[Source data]
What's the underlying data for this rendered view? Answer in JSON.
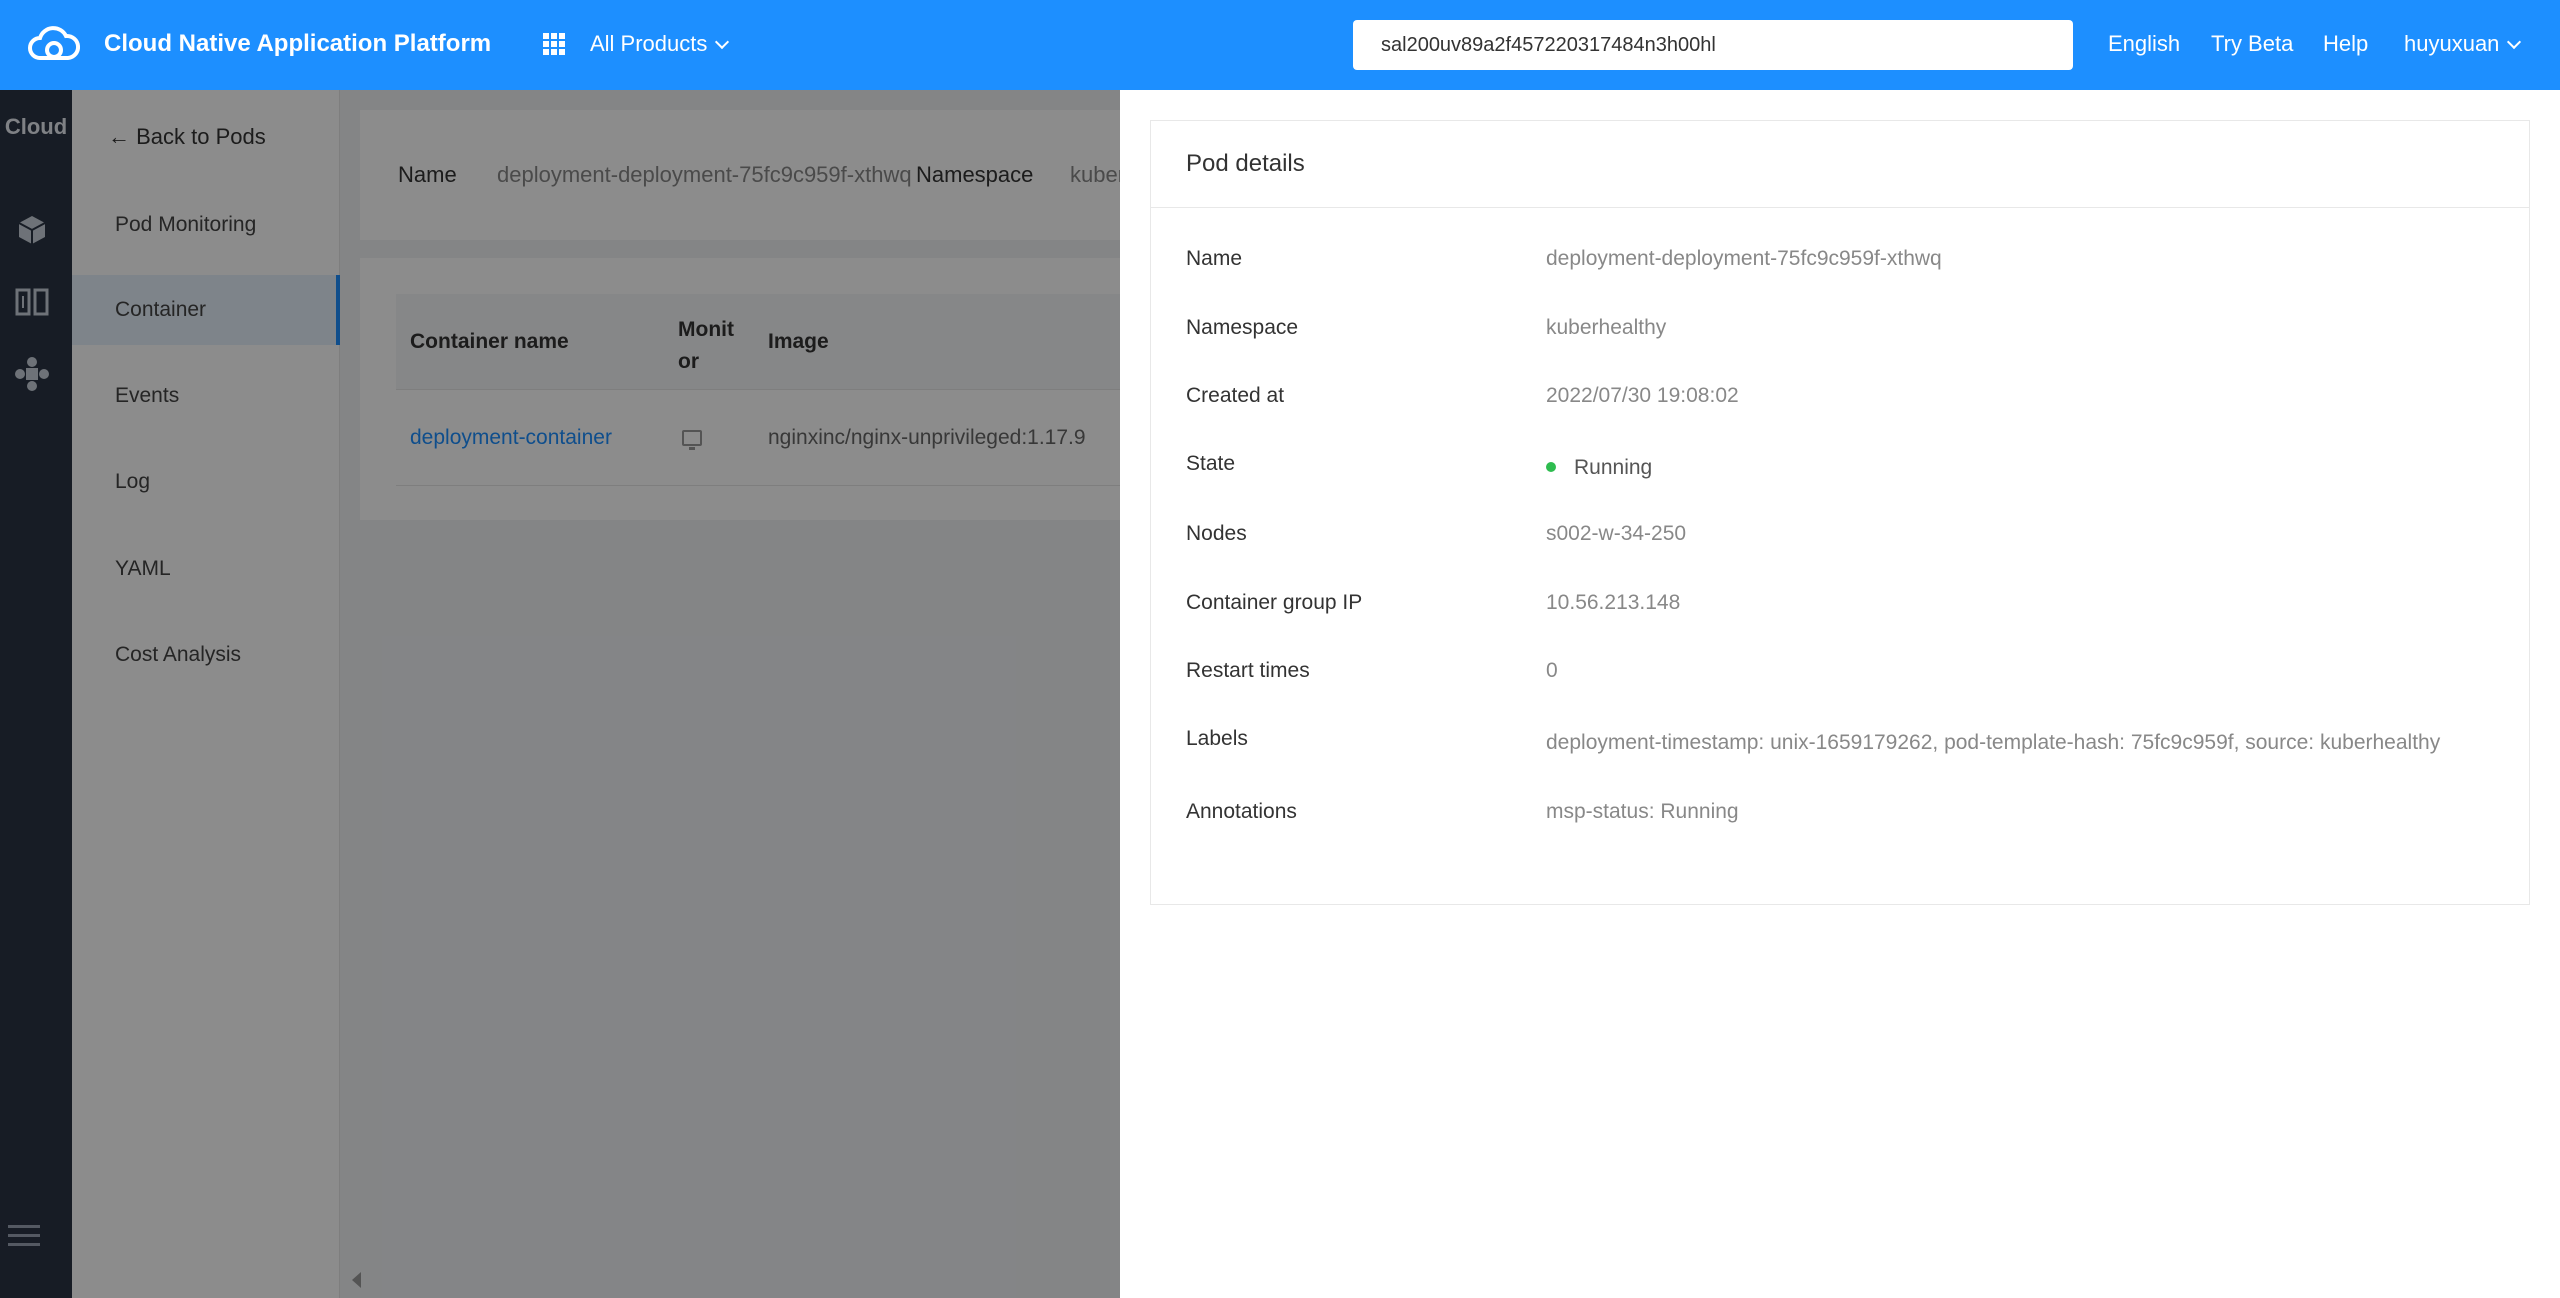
{
  "header": {
    "app_title": "Cloud Native Application Platform",
    "all_products": "All Products",
    "search_value": "sal200uv89a2f457220317484n3h00hl",
    "links": {
      "english": "English",
      "try_beta": "Try Beta",
      "help": "Help",
      "user": "huyuxuan"
    },
    "brand_color": "#1d8fff"
  },
  "rail": {
    "title": "Cloud",
    "icons": [
      "cube-icon",
      "columns-icon",
      "network-icon",
      "menu-icon"
    ]
  },
  "subnav": {
    "back": "← Back to Pods",
    "items": [
      {
        "label": "Pod Monitoring"
      },
      {
        "label": "Container",
        "active": true
      },
      {
        "label": "Events"
      },
      {
        "label": "Log"
      },
      {
        "label": "YAML"
      },
      {
        "label": "Cost Analysis"
      }
    ]
  },
  "main": {
    "name_label": "Name",
    "name_value": "deployment-deployment-75fc9c959f-xthwq",
    "namespace_label": "Namespace",
    "namespace_value": "kuber",
    "table": {
      "headers": [
        "Container name",
        "Monit or",
        "Image"
      ],
      "rows": [
        {
          "name": "deployment-container",
          "image": "nginxinc/nginx-unprivileged:1.17.9"
        }
      ]
    }
  },
  "drawer": {
    "title": "Pod details",
    "fields": [
      {
        "label": "Name",
        "value": "deployment-deployment-75fc9c959f-xthwq"
      },
      {
        "label": "Namespace",
        "value": "kuberhealthy"
      },
      {
        "label": "Created at",
        "value": "2022/07/30 19:08:02"
      },
      {
        "label": "State",
        "value": "Running"
      },
      {
        "label": "Nodes",
        "value": "s002-w-34-250"
      },
      {
        "label": "Container group IP",
        "value": "10.56.213.148"
      },
      {
        "label": "Restart times",
        "value": "0"
      },
      {
        "label": "Labels",
        "value": "deployment-timestamp: unix-1659179262, pod-template-hash: 75fc9c959f, source: kuberhealthy"
      },
      {
        "label": "Annotations",
        "value": "msp-status: Running"
      }
    ],
    "status_color": "#2ebc4f"
  }
}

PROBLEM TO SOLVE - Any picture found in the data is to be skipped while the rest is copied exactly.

TASK ANSWER -
What's the underlying data for this rendered view? Answer in JSON.
{
  "header": {
    "app_title": "Cloud Native Application Platform",
    "all_products": "All Products",
    "search_value": "sal200uv89a2f457220317484n3h00hl",
    "links": {
      "english": "English",
      "try_beta": "Try Beta",
      "help": "Help",
      "user": "huyuxuan"
    },
    "brand_color": "#1d8fff"
  },
  "rail": {
    "title": "Cloud",
    "icons": [
      "cube-icon",
      "columns-icon",
      "network-icon",
      "menu-icon"
    ]
  },
  "subnav": {
    "back": "← Back to Pods",
    "items": [
      {
        "label": "Pod Monitoring"
      },
      {
        "label": "Container",
        "active": true
      },
      {
        "label": "Events"
      },
      {
        "label": "Log"
      },
      {
        "label": "YAML"
      },
      {
        "label": "Cost Analysis"
      }
    ]
  },
  "main": {
    "name_label": "Name",
    "name_value": "deployment-deployment-75fc9c959f-xthwq",
    "namespace_label": "Namespace",
    "namespace_value": "kuber",
    "table": {
      "headers": [
        "Container name",
        "Monit or",
        "Image"
      ],
      "rows": [
        {
          "name": "deployment-container",
          "image": "nginxinc/nginx-unprivileged:1.17.9"
        }
      ]
    }
  },
  "drawer": {
    "title": "Pod details",
    "fields": [
      {
        "label": "Name",
        "value": "deployment-deployment-75fc9c959f-xthwq"
      },
      {
        "label": "Namespace",
        "value": "kuberhealthy"
      },
      {
        "label": "Created at",
        "value": "2022/07/30 19:08:02"
      },
      {
        "label": "State",
        "value": "Running"
      },
      {
        "label": "Nodes",
        "value": "s002-w-34-250"
      },
      {
        "label": "Container group IP",
        "value": "10.56.213.148"
      },
      {
        "label": "Restart times",
        "value": "0"
      },
      {
        "label": "Labels",
        "value": "deployment-timestamp: unix-1659179262, pod-template-hash: 75fc9c959f, source: kuberhealthy"
      },
      {
        "label": "Annotations",
        "value": "msp-status: Running"
      }
    ],
    "status_color": "#2ebc4f"
  }
}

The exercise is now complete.